The initial reaction of microbial transformation and turnover of soil carbon inputs may influence the magnitude of longer-term net soil C storage. The objective of this study was to test the merit of the hypothesis that the more rapid substrates are initially utilized, the longer the residual products remain in the soil. We used simple model C compounds to determine their decomposition rates and persistence over time. Pure ¹⁴C compounds of glucose, acetate, arginine, oxalate, phenylalanine, and urea were incubated in soil for 125 days at 24°C. Total respired CO₂ and ¹⁴CO₂ was quantitatively measured every day for 15 days and residual soil ¹⁴C after 125 days. The percent ¹⁴C remaining in the soil after 125 days of incubation was positively and significantly correlated with the percent substrate utilized in the first day of incubation. The ¹⁴C in the microbial biomass ranged from 4-15% after 15 days and declined through day 125, contributing significantly to the ¹⁴C that evolved over the longer time period. Priming of ¹²C soil organic matter (SOM) was negative at day 3 but became positive, reaching a maximum on day 12; the total increase in soil C from added substrates was greater than the primed C. The primed C came from ¹²C SOM rather than the microbial biomass. This data supports the concept that the more rapidly a substrate is initially mineralized, the more persistent it will be in the soil over time.
Author(s):

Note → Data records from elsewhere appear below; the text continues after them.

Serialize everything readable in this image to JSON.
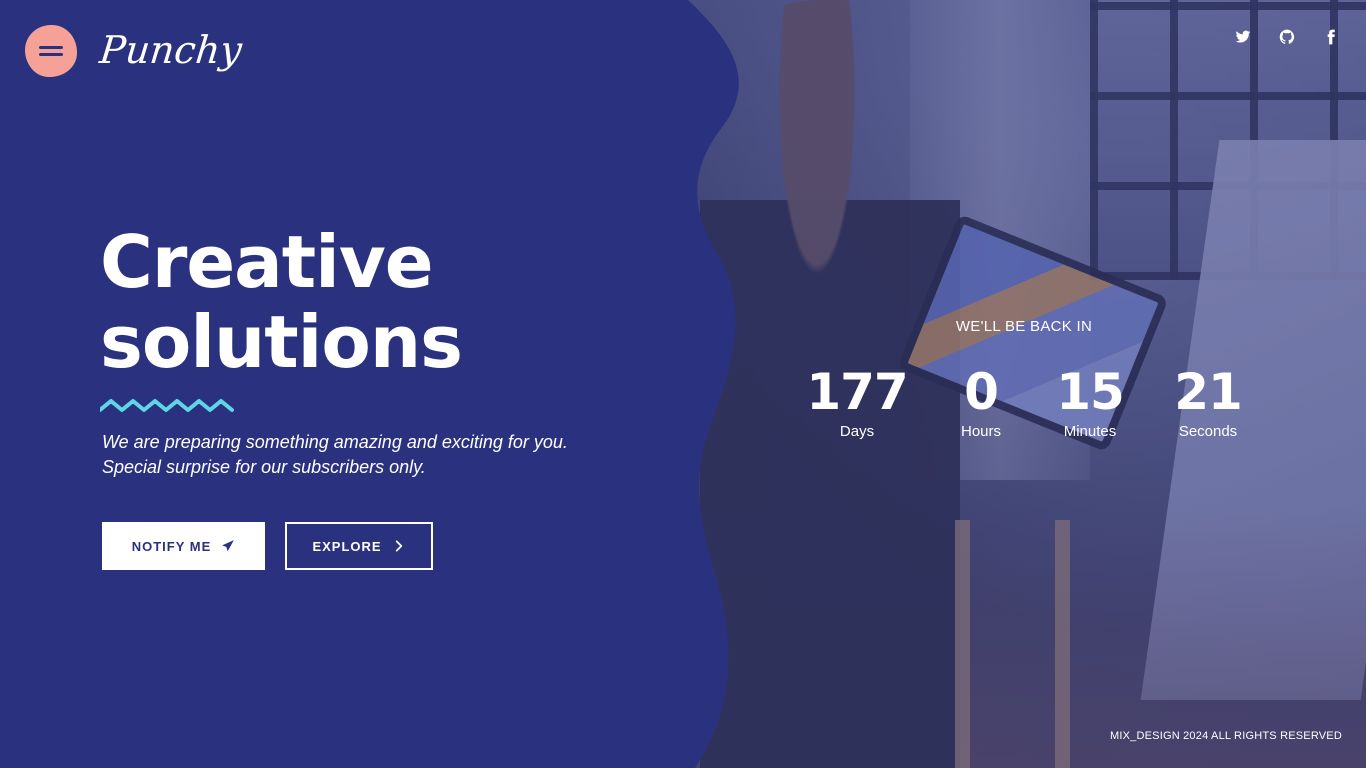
{
  "brand": {
    "logo_text": "Punchy",
    "accent_color": "#f5a198",
    "primary_color": "#2a327f",
    "zigzag_color": "#5fd6e6"
  },
  "header": {
    "menu_icon": "hamburger-menu-icon",
    "socials": [
      {
        "name": "twitter",
        "icon": "twitter-icon"
      },
      {
        "name": "github",
        "icon": "github-icon"
      },
      {
        "name": "facebook",
        "icon": "facebook-icon"
      }
    ]
  },
  "hero": {
    "headline_line1": "Creative",
    "headline_line2": "solutions",
    "tagline": "We are preparing something amazing and exciting for you. Special surprise for our subscribers only.",
    "notify_label": "NOTIFY ME",
    "notify_icon": "paper-plane-icon",
    "explore_label": "EXPLORE",
    "explore_icon": "chevron-right-icon"
  },
  "countdown": {
    "title": "WE'LL BE BACK IN",
    "days": {
      "value": "177",
      "label": "Days"
    },
    "hours": {
      "value": "0",
      "label": "Hours"
    },
    "minutes": {
      "value": "15",
      "label": "Minutes"
    },
    "seconds": {
      "value": "21",
      "label": "Seconds"
    }
  },
  "footer": {
    "copyright": "MIX_DESIGN 2024 ALL RIGHTS RESERVED"
  }
}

Smith, J.L. , Bell, J. M. , Bolton, H. Jr. , Bailey, V.L.
Subject(s):
acetates , arginine , carbon , carbon dioxide , carbon sequestration , glucose , microbial biomass , models , oxalates , phenylalanine , soil , soil organic matter , urea
Note:
Includes references
Source:
Biology and fertility of soils 2007 Dec., v. 44, no. 2
Language:
English
Publisher:
Springer-Verlag
Year:
2007
Collection:
Journal Articles, USDA Authors, Peer-Reviewed
Rights:
Works produced by employees of the U.S. Government as part of their official duties are not copyrighted within the U.S. The content of this document is not copyrighted.